▶ **INSTRUCTIONS FOR THE TASK**: An exact reproduction of all the entries is what the answer must contain.

[Component data from apps and pages]
---+---

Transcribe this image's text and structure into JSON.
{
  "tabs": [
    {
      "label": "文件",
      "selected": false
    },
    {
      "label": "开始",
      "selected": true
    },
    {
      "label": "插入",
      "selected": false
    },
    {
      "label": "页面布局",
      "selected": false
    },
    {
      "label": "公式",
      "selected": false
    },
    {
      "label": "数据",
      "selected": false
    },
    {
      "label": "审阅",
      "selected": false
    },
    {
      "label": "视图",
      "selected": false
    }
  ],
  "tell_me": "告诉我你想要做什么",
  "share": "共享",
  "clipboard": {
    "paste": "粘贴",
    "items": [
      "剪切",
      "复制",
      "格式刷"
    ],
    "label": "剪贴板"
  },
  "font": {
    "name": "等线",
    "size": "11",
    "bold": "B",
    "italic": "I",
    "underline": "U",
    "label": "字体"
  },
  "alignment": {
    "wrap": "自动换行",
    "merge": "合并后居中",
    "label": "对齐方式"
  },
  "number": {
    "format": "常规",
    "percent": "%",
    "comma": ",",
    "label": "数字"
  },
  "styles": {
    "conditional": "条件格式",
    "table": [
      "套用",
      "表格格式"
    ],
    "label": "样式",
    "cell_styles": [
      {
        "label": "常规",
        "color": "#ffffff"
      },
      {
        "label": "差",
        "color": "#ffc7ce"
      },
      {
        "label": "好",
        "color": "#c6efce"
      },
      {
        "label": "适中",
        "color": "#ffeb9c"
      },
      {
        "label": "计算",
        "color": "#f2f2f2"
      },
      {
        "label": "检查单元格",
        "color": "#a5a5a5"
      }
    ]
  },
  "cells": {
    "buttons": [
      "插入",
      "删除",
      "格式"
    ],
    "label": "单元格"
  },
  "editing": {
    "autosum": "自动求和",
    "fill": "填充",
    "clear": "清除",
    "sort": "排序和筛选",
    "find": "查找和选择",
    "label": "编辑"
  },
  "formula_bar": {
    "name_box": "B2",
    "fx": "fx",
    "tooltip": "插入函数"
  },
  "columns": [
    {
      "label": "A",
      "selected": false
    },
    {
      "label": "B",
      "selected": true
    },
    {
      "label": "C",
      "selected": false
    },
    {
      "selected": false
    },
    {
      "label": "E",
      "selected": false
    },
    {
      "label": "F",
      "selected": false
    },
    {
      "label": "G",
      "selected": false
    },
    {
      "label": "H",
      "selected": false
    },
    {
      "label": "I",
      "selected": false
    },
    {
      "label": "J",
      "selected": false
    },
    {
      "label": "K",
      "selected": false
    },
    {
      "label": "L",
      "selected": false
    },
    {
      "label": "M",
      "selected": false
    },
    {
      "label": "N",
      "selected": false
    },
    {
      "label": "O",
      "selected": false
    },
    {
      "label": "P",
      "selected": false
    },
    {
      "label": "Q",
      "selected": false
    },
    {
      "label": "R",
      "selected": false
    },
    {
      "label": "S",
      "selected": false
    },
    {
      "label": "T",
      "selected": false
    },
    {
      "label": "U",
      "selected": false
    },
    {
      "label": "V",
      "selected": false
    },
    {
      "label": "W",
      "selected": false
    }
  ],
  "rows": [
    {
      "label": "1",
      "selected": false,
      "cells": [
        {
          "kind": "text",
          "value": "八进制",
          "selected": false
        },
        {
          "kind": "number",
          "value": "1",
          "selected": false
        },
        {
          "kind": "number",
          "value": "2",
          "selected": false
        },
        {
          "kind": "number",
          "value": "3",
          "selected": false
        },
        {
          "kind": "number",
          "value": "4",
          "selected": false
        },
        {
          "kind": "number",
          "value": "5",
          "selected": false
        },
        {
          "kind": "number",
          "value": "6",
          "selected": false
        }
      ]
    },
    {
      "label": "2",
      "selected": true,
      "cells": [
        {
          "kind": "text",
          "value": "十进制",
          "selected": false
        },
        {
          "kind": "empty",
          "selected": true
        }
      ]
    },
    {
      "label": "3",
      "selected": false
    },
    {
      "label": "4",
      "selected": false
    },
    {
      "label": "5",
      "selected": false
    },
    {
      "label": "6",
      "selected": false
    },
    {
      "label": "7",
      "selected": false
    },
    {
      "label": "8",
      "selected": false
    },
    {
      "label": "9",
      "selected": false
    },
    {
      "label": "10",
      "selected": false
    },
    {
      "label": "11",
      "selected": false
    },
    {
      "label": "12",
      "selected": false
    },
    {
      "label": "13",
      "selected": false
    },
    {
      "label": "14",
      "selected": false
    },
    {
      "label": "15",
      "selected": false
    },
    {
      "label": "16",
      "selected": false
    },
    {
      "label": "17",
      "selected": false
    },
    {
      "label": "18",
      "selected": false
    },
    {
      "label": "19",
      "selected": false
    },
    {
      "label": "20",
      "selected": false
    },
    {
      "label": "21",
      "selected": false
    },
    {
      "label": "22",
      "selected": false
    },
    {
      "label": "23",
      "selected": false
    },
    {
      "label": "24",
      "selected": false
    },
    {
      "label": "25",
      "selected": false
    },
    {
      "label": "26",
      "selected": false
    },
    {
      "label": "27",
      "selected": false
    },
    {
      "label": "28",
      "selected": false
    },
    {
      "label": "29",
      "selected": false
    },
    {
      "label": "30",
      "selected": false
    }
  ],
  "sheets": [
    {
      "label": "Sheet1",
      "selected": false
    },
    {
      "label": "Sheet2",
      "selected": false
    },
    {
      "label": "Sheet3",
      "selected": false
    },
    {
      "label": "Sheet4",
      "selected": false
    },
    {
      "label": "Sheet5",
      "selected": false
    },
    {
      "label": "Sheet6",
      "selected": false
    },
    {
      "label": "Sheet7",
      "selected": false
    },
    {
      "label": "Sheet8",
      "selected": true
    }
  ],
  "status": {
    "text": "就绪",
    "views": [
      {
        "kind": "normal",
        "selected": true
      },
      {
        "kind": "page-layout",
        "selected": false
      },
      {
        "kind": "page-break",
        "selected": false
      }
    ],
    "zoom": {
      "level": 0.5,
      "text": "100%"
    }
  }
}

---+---

▶ **ANSWER BELOW**:
Transcribe this image's text and structure into JSON.
{
  "tabs": [
    {
      "label": "文件",
      "selected": false
    },
    {
      "label": "开始",
      "selected": true
    },
    {
      "label": "插入",
      "selected": false
    },
    {
      "label": "页面布局",
      "selected": false
    },
    {
      "label": "公式",
      "selected": false
    },
    {
      "label": "数据",
      "selected": false
    },
    {
      "label": "审阅",
      "selected": false
    },
    {
      "label": "视图",
      "selected": false
    }
  ],
  "tell_me": "告诉我你想要做什么",
  "share": "共享",
  "clipboard": {
    "paste": "粘贴",
    "items": [
      "剪切",
      "复制",
      "格式刷"
    ],
    "label": "剪贴板"
  },
  "font": {
    "name": "等线",
    "size": "11",
    "bold": "B",
    "italic": "I",
    "underline": "U",
    "label": "字体"
  },
  "alignment": {
    "wrap": "自动换行",
    "merge": "合并后居中",
    "label": "对齐方式"
  },
  "number": {
    "format": "常规",
    "percent": "%",
    "comma": ",",
    "label": "数字"
  },
  "styles": {
    "conditional": "条件格式",
    "table": [
      "套用",
      "表格格式"
    ],
    "label": "样式",
    "cell_styles": [
      {
        "label": "常规",
        "color": "#ffffff"
      },
      {
        "label": "差",
        "color": "#ffc7ce"
      },
      {
        "label": "好",
        "color": "#c6efce"
      },
      {
        "label": "适中",
        "color": "#ffeb9c"
      },
      {
        "label": "计算",
        "color": "#f2f2f2"
      },
      {
        "label": "检查单元格",
        "color": "#a5a5a5"
      }
    ]
  },
  "cells": {
    "buttons": [
      "插入",
      "删除",
      "格式"
    ],
    "label": "单元格"
  },
  "editing": {
    "autosum": "自动求和",
    "fill": "填充",
    "clear": "清除",
    "sort": "排序和筛选",
    "find": "查找和选择",
    "label": "编辑"
  },
  "formula_bar": {
    "name_box": "B2",
    "fx": "fx",
    "tooltip": "插入函数"
  },
  "columns": [
    {
      "label": "A",
      "selected": false
    },
    {
      "label": "B",
      "selected": true
    },
    {
      "label": "C",
      "selected": false
    },
    {
      "selected": false
    },
    {
      "label": "E",
      "selected": false
    },
    {
      "label": "F",
      "selected": false
    },
    {
      "label": "G",
      "selected": false
    },
    {
      "label": "H",
      "selected": false
    },
    {
      "label": "I",
      "selected": false
    },
    {
      "label": "J",
      "selected": false
    },
    {
      "label": "K",
      "selected": false
    },
    {
      "label": "L",
      "selected": false
    },
    {
      "label": "M",
      "selected": false
    },
    {
      "label": "N",
      "selected": false
    },
    {
      "label": "O",
      "selected": false
    },
    {
      "label": "P",
      "selected": false
    },
    {
      "label": "Q",
      "selected": false
    },
    {
      "label": "R",
      "selected": false
    },
    {
      "label": "S",
      "selected": false
    },
    {
      "label": "T",
      "selected": false
    },
    {
      "label": "U",
      "selected": false
    },
    {
      "label": "V",
      "selected": false
    },
    {
      "label": "W",
      "selected": false
    }
  ],
  "rows": [
    {
      "label": "1",
      "selected": false,
      "cells": [
        {
          "kind": "text",
          "value": "八进制",
          "selected": false
        },
        {
          "kind": "number",
          "value": "1",
          "selected": false
        },
        {
          "kind": "number",
          "value": "2",
          "selected": false
        },
        {
          "kind": "number",
          "value": "3",
          "selected": false
        },
        {
          "kind": "number",
          "value": "4",
          "selected": false
        },
        {
          "kind": "number",
          "value": "5",
          "selected": false
        },
        {
          "kind": "number",
          "value": "6",
          "selected": false
        }
      ]
    },
    {
      "label": "2",
      "selected": true,
      "cells": [
        {
          "kind": "text",
          "value": "十进制",
          "selected": false
        },
        {
          "kind": "empty",
          "selected": true
        }
      ]
    },
    {
      "label": "3",
      "selected": false
    },
    {
      "label": "4",
      "selected": false
    },
    {
      "label": "5",
      "selected": false
    },
    {
      "label": "6",
      "selected": false
    },
    {
      "label": "7",
      "selected": false
    },
    {
      "label": "8",
      "selected": false
    },
    {
      "label": "9",
      "selected": false
    },
    {
      "label": "10",
      "selected": false
    },
    {
      "label": "11",
      "selected": false
    },
    {
      "label": "12",
      "selected": false
    },
    {
      "label": "13",
      "selected": false
    },
    {
      "label": "14",
      "selected": false
    },
    {
      "label": "15",
      "selected": false
    },
    {
      "label": "16",
      "selected": false
    },
    {
      "label": "17",
      "selected": false
    },
    {
      "label": "18",
      "selected": false
    },
    {
      "label": "19",
      "selected": false
    },
    {
      "label": "20",
      "selected": false
    },
    {
      "label": "21",
      "selected": false
    },
    {
      "label": "22",
      "selected": false
    },
    {
      "label": "23",
      "selected": false
    },
    {
      "label": "24",
      "selected": false
    },
    {
      "label": "25",
      "selected": false
    },
    {
      "label": "26",
      "selected": false
    },
    {
      "label": "27",
      "selected": false
    },
    {
      "label": "28",
      "selected": false
    },
    {
      "label": "29",
      "selected": false
    },
    {
      "label": "30",
      "selected": false
    }
  ],
  "sheets": [
    {
      "label": "Sheet1",
      "selected": false
    },
    {
      "label": "Sheet2",
      "selected": false
    },
    {
      "label": "Sheet3",
      "selected": false
    },
    {
      "label": "Sheet4",
      "selected": false
    },
    {
      "label": "Sheet5",
      "selected": false
    },
    {
      "label": "Sheet6",
      "selected": false
    },
    {
      "label": "Sheet7",
      "selected": false
    },
    {
      "label": "Sheet8",
      "selected": true
    }
  ],
  "status": {
    "text": "就绪",
    "views": [
      {
        "kind": "normal",
        "selected": true
      },
      {
        "kind": "page-layout",
        "selected": false
      },
      {
        "kind": "page-break",
        "selected": false
      }
    ],
    "zoom": {
      "level": 0.5,
      "text": "100%"
    }
  }
}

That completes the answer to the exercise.